And the State Department isn’t ready to write off the potential gains from military-to-military aid for the Lebanese Armed Forces. A State official in October defended the military assistance as an important tool for strengthening democratic institutions in Lebanon:

US support to Lebanon is part of an international commitment to help strengthen the institutions of the Lebanese state and the ability of the Lebanese government to exercise its sovereignty and authority over all of its territory.

In March, Secretary of State Hillary Clinton argued for a continuation of U.S. aid to the LAF, telling the Senate Foreign Relations Committee:

We worry that if the United States does not continue supporting the Lebanese armed forces, its capabilities will rapidly deteriorate, security in the south and along the border with Israel will be at risk.

The State Department was much slower to pass judgement on the new government.
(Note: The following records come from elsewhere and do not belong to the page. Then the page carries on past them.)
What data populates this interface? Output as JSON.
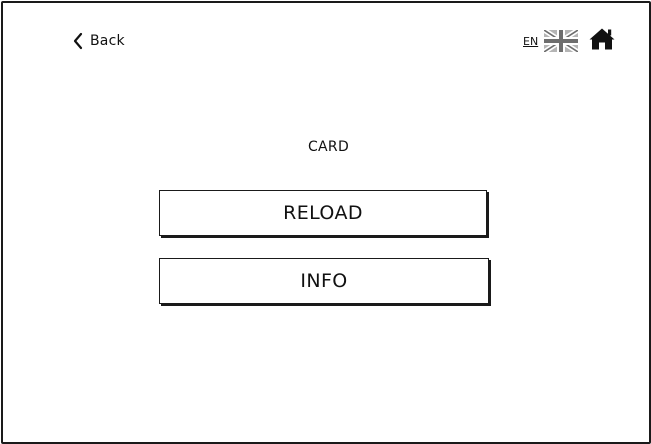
{
  "nav": {
    "back_label": "Back",
    "back_icon": "chevron-left-icon",
    "language": {
      "code": "EN",
      "flag_icon": "uk-flag-icon"
    },
    "home_icon": "home-icon"
  },
  "main": {
    "title": "CARD",
    "buttons": [
      {
        "label": "RELOAD"
      },
      {
        "label": "INFO"
      }
    ]
  }
}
A spokesperson told reporters yesterday that it’s important “that the new Lebanese Government abide by the Lebanese constitution, that it renounce violence, including efforts to extract retribution against former government officials, and lives up to all of its international obligations.”